▽
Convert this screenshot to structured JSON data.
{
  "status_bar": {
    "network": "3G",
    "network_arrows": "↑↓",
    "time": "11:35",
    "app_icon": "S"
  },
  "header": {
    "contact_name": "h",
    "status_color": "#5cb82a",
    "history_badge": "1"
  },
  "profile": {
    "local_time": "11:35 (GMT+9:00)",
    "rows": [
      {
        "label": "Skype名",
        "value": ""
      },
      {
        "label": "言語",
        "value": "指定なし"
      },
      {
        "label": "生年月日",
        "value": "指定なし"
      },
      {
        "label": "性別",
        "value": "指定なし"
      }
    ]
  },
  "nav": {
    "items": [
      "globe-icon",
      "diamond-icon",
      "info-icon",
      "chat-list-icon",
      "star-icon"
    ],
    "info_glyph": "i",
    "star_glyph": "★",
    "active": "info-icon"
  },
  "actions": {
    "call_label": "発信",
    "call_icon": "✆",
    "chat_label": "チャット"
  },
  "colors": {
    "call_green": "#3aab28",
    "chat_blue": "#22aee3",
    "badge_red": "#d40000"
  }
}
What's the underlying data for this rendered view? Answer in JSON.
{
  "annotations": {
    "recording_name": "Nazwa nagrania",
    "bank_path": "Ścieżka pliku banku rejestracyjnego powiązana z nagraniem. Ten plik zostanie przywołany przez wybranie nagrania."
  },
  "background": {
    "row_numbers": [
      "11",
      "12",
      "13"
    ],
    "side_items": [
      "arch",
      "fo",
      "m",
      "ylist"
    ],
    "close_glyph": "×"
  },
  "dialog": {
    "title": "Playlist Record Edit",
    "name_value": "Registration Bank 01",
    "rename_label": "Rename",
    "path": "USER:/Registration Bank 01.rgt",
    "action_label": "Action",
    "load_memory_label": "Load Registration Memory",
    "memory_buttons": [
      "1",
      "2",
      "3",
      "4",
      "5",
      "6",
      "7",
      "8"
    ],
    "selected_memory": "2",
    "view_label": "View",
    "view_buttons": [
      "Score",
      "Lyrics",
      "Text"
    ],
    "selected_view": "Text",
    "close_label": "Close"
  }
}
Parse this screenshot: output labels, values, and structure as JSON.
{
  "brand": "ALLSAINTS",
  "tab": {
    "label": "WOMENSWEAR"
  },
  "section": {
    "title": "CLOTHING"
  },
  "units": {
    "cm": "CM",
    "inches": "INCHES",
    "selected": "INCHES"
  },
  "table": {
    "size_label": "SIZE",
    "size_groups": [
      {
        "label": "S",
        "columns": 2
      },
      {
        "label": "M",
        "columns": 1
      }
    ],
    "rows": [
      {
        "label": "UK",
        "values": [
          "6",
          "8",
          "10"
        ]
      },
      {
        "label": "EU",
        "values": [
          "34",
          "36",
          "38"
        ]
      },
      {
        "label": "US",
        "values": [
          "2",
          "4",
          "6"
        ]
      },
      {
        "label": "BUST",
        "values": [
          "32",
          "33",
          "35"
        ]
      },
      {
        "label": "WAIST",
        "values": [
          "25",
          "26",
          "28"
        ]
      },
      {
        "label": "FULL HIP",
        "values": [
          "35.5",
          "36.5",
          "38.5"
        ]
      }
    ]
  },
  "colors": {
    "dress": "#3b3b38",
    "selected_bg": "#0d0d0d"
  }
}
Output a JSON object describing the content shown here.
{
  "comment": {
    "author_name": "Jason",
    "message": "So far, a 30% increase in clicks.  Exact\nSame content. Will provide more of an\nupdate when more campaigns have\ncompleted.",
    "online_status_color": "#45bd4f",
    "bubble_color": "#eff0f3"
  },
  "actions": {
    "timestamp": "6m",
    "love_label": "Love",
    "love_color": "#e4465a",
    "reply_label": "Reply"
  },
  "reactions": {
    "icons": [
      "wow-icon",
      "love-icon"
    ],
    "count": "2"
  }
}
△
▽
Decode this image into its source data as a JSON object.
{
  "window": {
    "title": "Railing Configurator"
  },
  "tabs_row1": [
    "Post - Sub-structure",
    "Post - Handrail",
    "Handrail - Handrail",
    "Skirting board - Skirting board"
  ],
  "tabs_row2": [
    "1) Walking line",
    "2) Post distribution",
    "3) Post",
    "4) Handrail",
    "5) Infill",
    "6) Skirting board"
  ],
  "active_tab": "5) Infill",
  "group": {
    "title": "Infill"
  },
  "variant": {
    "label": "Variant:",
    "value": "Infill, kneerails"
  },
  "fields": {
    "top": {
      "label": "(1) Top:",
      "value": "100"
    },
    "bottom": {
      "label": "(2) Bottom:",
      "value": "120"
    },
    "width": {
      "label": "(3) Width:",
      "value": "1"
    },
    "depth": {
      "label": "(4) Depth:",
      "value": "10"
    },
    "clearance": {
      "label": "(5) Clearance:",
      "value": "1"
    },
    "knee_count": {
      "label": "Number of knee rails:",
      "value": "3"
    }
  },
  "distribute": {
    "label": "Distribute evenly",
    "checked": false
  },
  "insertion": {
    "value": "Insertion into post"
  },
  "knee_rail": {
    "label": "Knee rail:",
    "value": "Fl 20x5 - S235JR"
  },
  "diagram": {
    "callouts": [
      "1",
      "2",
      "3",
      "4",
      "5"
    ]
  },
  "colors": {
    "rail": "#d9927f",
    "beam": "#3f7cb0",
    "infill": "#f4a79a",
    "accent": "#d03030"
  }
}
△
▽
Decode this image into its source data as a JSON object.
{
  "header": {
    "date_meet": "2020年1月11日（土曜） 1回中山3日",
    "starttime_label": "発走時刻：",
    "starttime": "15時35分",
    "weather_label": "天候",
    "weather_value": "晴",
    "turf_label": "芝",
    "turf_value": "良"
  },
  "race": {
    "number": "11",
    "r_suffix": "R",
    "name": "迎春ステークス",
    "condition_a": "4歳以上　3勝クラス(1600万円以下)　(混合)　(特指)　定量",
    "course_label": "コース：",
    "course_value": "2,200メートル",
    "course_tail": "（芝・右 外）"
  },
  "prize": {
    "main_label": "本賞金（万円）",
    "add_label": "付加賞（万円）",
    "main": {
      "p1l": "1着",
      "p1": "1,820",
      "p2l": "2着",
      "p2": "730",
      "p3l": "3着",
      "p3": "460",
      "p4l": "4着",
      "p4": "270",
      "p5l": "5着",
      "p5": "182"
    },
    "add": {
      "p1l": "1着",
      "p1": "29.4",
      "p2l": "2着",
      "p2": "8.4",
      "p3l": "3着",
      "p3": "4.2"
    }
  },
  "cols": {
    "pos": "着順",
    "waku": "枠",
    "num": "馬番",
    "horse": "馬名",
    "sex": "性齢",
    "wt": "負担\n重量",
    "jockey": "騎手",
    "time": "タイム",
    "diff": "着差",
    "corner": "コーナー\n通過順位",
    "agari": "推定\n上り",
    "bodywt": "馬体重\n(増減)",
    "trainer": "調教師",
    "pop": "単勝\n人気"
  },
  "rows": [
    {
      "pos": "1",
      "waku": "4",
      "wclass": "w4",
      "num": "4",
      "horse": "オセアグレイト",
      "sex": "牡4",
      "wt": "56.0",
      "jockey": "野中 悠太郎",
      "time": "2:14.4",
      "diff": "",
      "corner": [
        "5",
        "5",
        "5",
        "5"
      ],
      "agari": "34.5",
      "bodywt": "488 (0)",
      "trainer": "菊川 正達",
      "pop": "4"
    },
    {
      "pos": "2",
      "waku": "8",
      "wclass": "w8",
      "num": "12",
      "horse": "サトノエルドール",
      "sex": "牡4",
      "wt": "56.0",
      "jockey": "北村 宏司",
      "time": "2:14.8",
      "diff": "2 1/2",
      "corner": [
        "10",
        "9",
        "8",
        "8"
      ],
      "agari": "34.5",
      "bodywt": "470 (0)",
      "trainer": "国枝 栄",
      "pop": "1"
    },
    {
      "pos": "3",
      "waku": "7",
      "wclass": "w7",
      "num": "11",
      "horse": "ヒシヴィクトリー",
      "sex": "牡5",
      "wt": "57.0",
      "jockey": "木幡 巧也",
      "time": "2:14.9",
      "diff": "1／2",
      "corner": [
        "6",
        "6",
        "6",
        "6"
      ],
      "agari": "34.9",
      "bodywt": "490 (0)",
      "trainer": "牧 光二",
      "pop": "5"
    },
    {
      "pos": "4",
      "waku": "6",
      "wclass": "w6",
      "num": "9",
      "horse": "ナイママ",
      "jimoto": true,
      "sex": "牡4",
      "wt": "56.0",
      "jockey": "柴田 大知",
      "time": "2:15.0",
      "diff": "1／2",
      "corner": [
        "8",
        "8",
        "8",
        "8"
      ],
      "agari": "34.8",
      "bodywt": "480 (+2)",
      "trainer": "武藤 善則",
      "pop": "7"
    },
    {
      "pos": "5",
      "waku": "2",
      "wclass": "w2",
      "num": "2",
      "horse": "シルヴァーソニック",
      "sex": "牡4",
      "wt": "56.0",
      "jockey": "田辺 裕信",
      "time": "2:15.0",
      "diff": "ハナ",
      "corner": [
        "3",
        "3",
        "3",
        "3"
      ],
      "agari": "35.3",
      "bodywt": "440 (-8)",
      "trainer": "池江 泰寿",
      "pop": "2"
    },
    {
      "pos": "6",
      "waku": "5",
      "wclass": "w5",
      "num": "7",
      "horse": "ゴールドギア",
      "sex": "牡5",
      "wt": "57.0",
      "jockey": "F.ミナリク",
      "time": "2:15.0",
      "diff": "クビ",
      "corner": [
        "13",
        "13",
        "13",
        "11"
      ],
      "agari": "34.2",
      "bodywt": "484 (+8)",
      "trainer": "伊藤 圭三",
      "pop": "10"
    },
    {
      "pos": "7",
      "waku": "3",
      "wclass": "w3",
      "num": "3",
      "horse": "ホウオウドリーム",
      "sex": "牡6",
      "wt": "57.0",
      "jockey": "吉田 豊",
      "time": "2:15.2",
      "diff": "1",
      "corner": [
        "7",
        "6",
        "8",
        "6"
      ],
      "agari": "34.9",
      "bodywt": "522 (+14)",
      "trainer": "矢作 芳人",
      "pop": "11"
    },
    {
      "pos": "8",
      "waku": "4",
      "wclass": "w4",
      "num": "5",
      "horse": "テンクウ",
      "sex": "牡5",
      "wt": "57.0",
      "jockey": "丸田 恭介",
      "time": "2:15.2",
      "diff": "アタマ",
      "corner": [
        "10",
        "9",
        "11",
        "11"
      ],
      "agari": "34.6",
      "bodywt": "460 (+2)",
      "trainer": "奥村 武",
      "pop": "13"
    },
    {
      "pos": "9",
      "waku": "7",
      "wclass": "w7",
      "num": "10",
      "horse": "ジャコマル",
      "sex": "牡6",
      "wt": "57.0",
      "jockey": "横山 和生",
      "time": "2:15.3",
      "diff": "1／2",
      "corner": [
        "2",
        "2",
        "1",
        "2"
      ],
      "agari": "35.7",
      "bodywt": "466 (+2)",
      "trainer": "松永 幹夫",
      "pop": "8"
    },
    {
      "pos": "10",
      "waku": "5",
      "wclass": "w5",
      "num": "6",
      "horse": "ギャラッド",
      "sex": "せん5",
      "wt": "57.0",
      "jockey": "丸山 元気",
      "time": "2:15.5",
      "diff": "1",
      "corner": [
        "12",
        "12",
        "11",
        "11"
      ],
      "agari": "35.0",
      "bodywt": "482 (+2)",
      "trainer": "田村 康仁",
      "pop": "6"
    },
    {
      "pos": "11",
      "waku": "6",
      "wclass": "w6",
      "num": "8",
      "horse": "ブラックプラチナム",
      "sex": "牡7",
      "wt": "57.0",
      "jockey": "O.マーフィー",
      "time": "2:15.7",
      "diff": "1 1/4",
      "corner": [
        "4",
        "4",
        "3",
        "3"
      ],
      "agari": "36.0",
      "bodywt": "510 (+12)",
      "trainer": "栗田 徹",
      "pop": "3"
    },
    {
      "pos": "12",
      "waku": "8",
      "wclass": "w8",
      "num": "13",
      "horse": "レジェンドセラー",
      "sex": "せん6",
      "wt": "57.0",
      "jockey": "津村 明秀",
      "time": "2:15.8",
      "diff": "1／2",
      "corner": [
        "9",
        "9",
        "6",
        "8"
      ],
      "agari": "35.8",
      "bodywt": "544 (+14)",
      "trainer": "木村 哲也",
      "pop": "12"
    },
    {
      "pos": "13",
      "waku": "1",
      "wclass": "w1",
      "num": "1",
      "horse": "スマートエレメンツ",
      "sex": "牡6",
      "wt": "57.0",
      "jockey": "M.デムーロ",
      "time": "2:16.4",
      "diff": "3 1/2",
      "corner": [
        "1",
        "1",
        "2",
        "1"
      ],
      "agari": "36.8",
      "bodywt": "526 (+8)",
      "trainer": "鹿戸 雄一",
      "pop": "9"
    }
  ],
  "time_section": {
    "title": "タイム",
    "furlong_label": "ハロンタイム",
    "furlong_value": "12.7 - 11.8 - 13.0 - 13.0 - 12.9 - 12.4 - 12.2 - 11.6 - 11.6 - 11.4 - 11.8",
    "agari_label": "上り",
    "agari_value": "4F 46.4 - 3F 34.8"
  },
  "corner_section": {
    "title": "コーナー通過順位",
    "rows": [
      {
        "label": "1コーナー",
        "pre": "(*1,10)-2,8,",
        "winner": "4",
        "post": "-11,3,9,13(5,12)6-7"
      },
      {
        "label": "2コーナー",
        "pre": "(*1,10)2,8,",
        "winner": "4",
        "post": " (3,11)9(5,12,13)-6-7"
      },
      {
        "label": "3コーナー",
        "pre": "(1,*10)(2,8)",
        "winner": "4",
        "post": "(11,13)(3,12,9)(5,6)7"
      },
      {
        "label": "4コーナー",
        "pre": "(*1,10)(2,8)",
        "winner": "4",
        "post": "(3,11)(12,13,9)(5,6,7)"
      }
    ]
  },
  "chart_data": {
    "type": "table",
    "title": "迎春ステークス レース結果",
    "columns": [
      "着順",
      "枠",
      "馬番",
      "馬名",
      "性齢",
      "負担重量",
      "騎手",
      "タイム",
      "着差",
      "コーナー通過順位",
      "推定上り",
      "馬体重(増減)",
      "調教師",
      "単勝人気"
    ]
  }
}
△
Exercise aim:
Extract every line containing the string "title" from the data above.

Solution to this task:
    "title": "Playlist Record Edit",
    "title": "CLOTHING"
    "title": "Railing Configurator"
    "title": "Infill"
    "title": "タイム",
    "title": "コーナー通過順位",
    "title": "迎春ステークス レース結果",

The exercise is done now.